Early detection leads to rapid Ant Fire response

Early detection leads to rapid Ant Fire responseThe Kern River Ranger District of Sequoia National Forest noted that early detection of the Ant Fire, reported to officials in the evening of June 13, led to a rapid response to the blaze, which had been 75 percent contained by Monday.

The 10-acre fire broke out in the “Ant Canyon” recreational site, located along Mountain 99, approximately 12 miles north of Kernville.

Although officials have not concluded their investigation, they believe the cause was human.

“For firefighter and public safety, we ask the public to slow down and use caution when driving through the area.”

The fire was reported by a Forest Service patrolman in the area. Initial size up showed the fire to be on both sides of the road, and both sides of the river. The fire was burning in grass and brush, and making runs, with a moderate rate of spread. Winds were 3-5 and gusting out of the north (down canyon, which is typical for this area, and time of day).

Immediate response from ground and air support, coupled with interagency assistance, aided firefighter’s ability to slow the forward rate of spread by early evening. Air tankers dropped retardant while helicopters dipped water from the river for bucket drops.

Cooperators included the Forest Service, (both Kern River and Western Divide Ranger Districts), U.S. Fish & Wildlife, Bureau of Land Management, CA. Highway Patrol, Tulare County Fire Department, Kern County Fire Department, and Sierra South rafting company. Resources assigned were 2 Helicopters, 2 air tankers, 1 air attack, 2 water tenders, 8 engines, 5 hand-crews, 3 patrols, 2 water tenders, fire investigators, and archaeologists and, multiple fire management overhead. Over 100 fire personnel were assigned the first night.

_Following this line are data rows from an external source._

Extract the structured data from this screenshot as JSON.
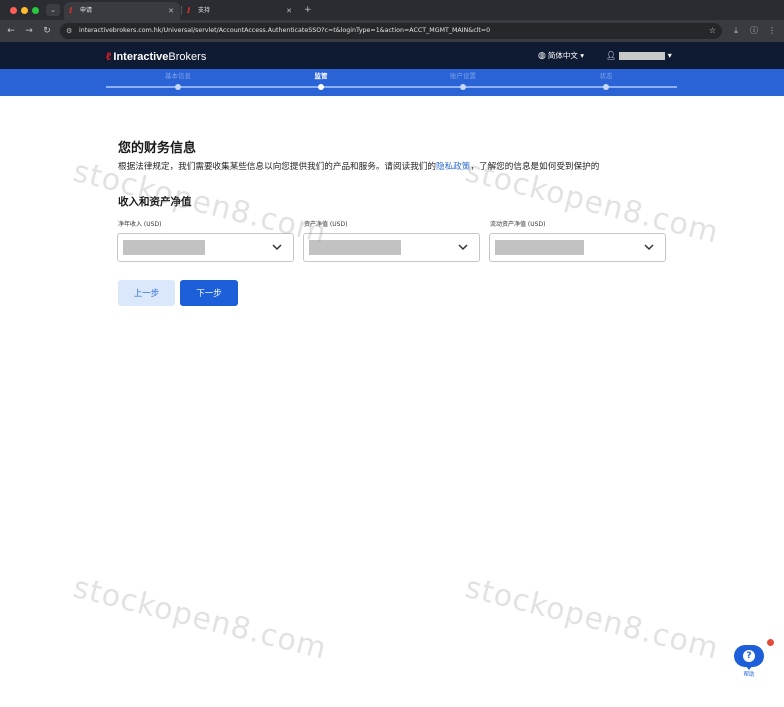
{
  "browser": {
    "tabs": [
      {
        "label": "申请",
        "active": true
      },
      {
        "label": "支持",
        "active": false
      }
    ],
    "url": "interactivebrokers.com.hk/Universal/servlet/AccountAccess.AuthenticateSSO?c=t&loginType=1&action=ACCT_MGMT_MAIN&clt=0"
  },
  "header": {
    "brand_bold": "Interactive",
    "brand_light": "Brokers",
    "language": "简体中文"
  },
  "steps": [
    {
      "label": "基本信息",
      "current": false
    },
    {
      "label": "监管",
      "current": true
    },
    {
      "label": "账户设置",
      "current": false
    },
    {
      "label": "状态",
      "current": false
    }
  ],
  "main": {
    "title": "您的财务信息",
    "intro_before": "根据法律规定，我们需要收集某些信息以向您提供我们的产品和服务。请阅读我们的",
    "intro_link": "隐私政策",
    "intro_after": "，了解您的信息是如何受到保护的",
    "section_title": "收入和资产净值",
    "fields": [
      {
        "label": "净年收入 (USD)"
      },
      {
        "label": "资产净值 (USD)"
      },
      {
        "label": "流动资产净值 (USD)"
      }
    ],
    "prev_label": "上一步",
    "next_label": "下一步"
  },
  "watermark": "stockopen8.com",
  "help": {
    "label": "帮助"
  },
  "colors": {
    "header_bg": "#0f1a33",
    "steps_bg": "#2a63d6",
    "primary": "#1c5fd8",
    "brand_red": "#d81f26"
  }
}
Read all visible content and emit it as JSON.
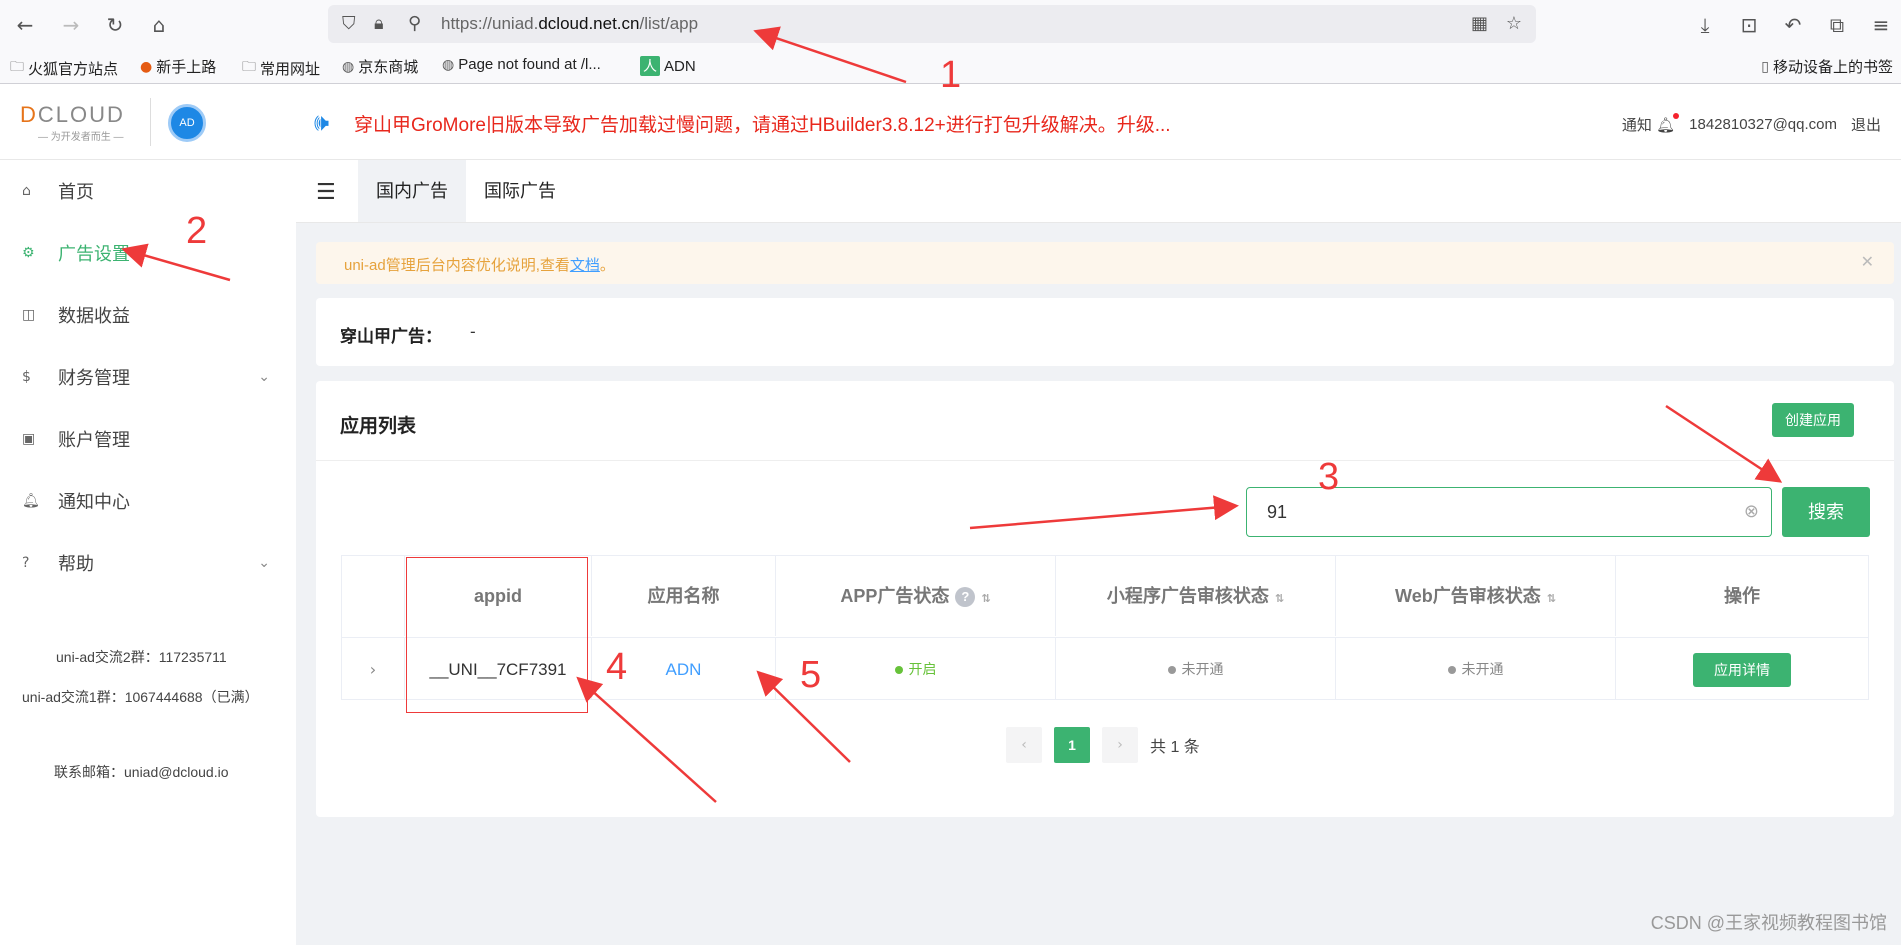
{
  "browser": {
    "url_prefix": "https://uniad.",
    "url_domain": "dcloud.net.cn",
    "url_path": "/list/app",
    "bookmarks": [
      "火狐官方站点",
      "新手上路",
      "常用网址",
      "京东商城",
      "Page not found at /l...",
      "ADN"
    ],
    "mobile_bookmarks": "移动设备上的书签"
  },
  "header": {
    "logo_text": "CLOUD",
    "logo_letter": "D",
    "logo_tagline": "— 为开发者而生 —",
    "ad_badge": "AD",
    "notice": "穿山甲GroMore旧版本导致广告加载过慢问题，请通过HBuilder3.8.12+进行打包升级解决。升级...",
    "notify_label": "通知",
    "account": "1842810327@qq.com",
    "logout": "退出"
  },
  "sidebar": {
    "items": [
      {
        "label": "首页",
        "icon": "⌂"
      },
      {
        "label": "广告设置",
        "icon": "⚙"
      },
      {
        "label": "数据收益",
        "icon": "◫"
      },
      {
        "label": "财务管理",
        "icon": "$"
      },
      {
        "label": "账户管理",
        "icon": "▣"
      },
      {
        "label": "通知中心",
        "icon": "♪"
      },
      {
        "label": "帮助",
        "icon": "?"
      }
    ],
    "group2": "uni-ad交流2群：117235711",
    "group1": "uni-ad交流1群：1067444688（已满）",
    "email": "联系邮箱：uniad@dcloud.io"
  },
  "tabs": [
    "国内广告",
    "国际广告"
  ],
  "alert": {
    "text": "uni-ad管理后台内容优化说明,查看",
    "link": "文档",
    "end": "。"
  },
  "pangle": {
    "label": "穿山甲广告：",
    "value": "-"
  },
  "applist": {
    "title": "应用列表",
    "create_button": "创建应用",
    "search_value": "91",
    "search_button": "搜索",
    "columns": [
      "appid",
      "应用名称",
      "APP广告状态",
      "小程序广告审核状态",
      "Web广告审核状态",
      "操作"
    ],
    "rows": [
      {
        "appid": "__UNI__7CF7391",
        "name": "ADN",
        "app_status": "开启",
        "mini_status": "未开通",
        "web_status": "未开通",
        "action": "应用详情"
      }
    ],
    "pager": {
      "current": "1",
      "total": "共 1 条"
    }
  },
  "annotations": [
    "1",
    "2",
    "3",
    "4",
    "5"
  ],
  "watermark": "CSDN @王家视频教程图书馆",
  "colors": {
    "accent": "#3cb371",
    "alert": "#e6a23c",
    "annotation": "#ee3a3a",
    "notice": "#e8271c"
  }
}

Evacuation of Ant Canyon was initiated. Mountain 99 was closed for fire equipment and personnel on the road, investigation work, and the helicopters utilizing Mtn. 99 as a landing zone. Campers were asked to leave their personal camping equipment and take refuge on the road. After flights were shut down for the evening, campers were allowed to go back to their sites and pack up their belongings, readying themselves to leave when the road opens. The area has no cell service and this left many people cut off from communications with their families and friends.

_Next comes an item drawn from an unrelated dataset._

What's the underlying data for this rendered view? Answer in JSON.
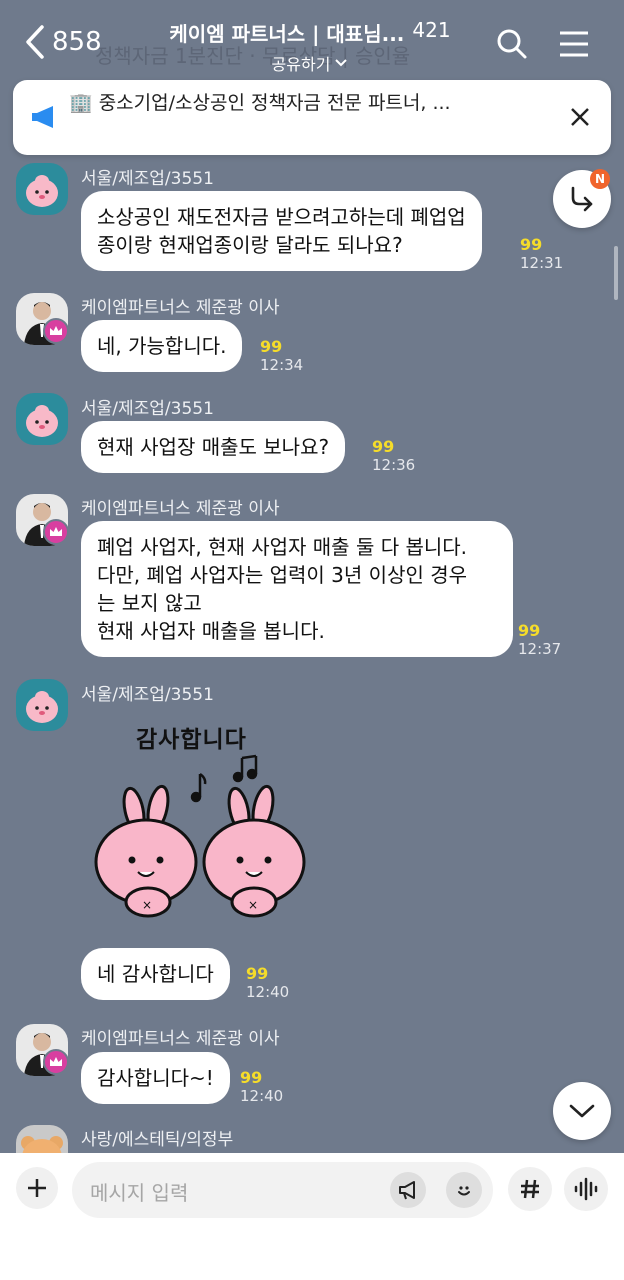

Sierra South Rafting Company, has been providing shuttling service for firefighter and suppression equipment access to the portion of the fire on the west side of the river.

Story First Published: 2020-06-15